From a very young age I knew that these negative things that surrounded me would only prevent me from achieving what I really wanted. I made a conscious decision, a choice, to avoid them.
I also grew up poor, in an area that was rife with poverty, and was led to believe that wealthy people were somehow privileged and that their success was due to some inherent advantages that I didn’t have access to. Yet as I matured, I noticed that the harder a person worked, the more successful they were, and usually, successful people just worked harder than less successful people. This relationship between hard work and success not only applied to economics, but also athletics and scholastics.
The Greatest Success Factor
There are many other factors that play into success, but I believe the single most important factor is hard work. There’s no disputing that hard work is a choice that anyone can make, but as you might’ve guessed or experienced, hard work is difficult.
Many would rather make excuses or blame others instead of simply admitting that their lives are substandard because they’ve chosen the path of least resistance.
Similarly, it’s also much easier to temporarily escape your problems with alcohol or drugs than it is to get to work solving them, and as such, the temptation to self-medicate is too much for many to resist. In either case, it’s choosing the path that presents the least challenge and the results will usually speak for themselves.
I’ve been through some difficult situations I’d very much like to forget. I’ve had to wrestle a loaded gun away from the head of a loved one to prevent a suicide.
I’ve had to go out into the woods in the dead of winter to break up branches because there wasn’t enough money to buy firewood to heat our home.
I’ve had to sit helpless in the passenger seat of a car while it careens at eighty-plus miles per hour down a dirt road with the driver so drunk, he had no memory of it the next day.
I experienced all those things during my adolescence, and honestly, these are far from the most difficult things I’ve had to deal with.
I know what it’s like to contemplate suicide because my problems seemed so insurmountable. I felt completely alone in the world, just me and demons, and the only thing I desired was for the pain to stop. I’ve felt all this on the inside and yet had to walk through life presenting myself as if nothing was wrong.
I used to hate when people would ask me, “How are you?” Even though I knew the question was just a rhetorical greeting, it bothered me that I had to put on a fake smile and lie, answering “Good, how are you?” when I really wanted to reply, “Well, things are so dark and horrible right now that I was just contemplating killing myself.”
Adversity Makes You Stronger
I’m not sharing these things looking for sympathy or pity. I loathe pity, and there are many out there that have had much more difficult lives than I have. I only share these experiences so that others going through tough times can see that anything is possible if you’re willing to work hard enough and persevere when things are at their worst.
I can say with total honesty that I feel fortunate to have experienced all the negative things that I have. Adversity makes us stronger.
Every time you overcome something difficult it makes the next challenge that much easier. My biggest fear with my own children is that their lives are too easy and that they’ll have a very hard time coping with difficult things in life when they inevitably arise.

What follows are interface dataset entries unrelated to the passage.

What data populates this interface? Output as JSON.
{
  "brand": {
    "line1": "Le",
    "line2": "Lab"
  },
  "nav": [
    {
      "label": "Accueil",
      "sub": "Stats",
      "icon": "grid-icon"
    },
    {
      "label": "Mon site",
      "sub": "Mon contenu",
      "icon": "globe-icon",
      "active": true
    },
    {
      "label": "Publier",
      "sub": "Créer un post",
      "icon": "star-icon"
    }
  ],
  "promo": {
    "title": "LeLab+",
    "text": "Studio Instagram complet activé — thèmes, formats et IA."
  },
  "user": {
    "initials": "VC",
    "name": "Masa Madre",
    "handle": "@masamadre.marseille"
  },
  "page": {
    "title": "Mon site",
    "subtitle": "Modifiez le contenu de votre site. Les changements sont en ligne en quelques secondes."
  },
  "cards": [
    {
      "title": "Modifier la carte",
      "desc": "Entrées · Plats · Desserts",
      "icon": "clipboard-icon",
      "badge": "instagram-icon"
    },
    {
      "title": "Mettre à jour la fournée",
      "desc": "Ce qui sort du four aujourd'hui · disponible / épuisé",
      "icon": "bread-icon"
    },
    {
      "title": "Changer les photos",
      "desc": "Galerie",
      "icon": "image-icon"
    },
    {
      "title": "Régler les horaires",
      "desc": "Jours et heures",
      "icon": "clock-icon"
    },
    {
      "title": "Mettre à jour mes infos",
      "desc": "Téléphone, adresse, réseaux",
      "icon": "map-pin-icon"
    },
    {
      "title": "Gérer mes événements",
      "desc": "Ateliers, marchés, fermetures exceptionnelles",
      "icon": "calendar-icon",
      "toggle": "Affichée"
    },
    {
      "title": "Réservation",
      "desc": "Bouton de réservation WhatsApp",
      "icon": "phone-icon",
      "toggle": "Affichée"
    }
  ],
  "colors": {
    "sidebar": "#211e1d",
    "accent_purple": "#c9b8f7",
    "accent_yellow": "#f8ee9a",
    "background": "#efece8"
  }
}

I could’ve easily used any of my experiences as excuses for not achieving anything, as so many often do. Instead, I chose to learn from what I went through and make myself a better, stronger person. I chose to use what I observed to make better choices and build the kind of life I really wanted.
And even in my darkest times, when it seemed like there were no answers to my problems, I made the choice to never take the path of least resistance. You can do the same.

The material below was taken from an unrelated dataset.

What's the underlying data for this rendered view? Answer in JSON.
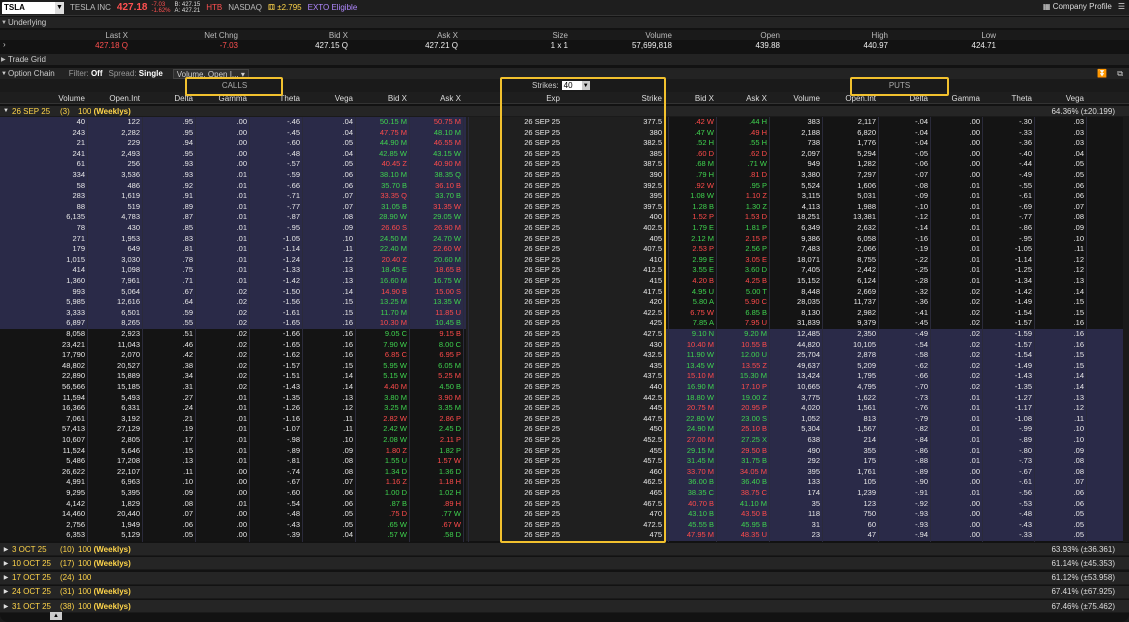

So choose to not to be a product of your environment, but rather a product of your desires. While I can’t promise you that it will be easy (it most certainly won’t), I can promise you that it’ll be worth it.
Author: Matt “Kroc” Kroczaleski
Articles originally printed on T-Nation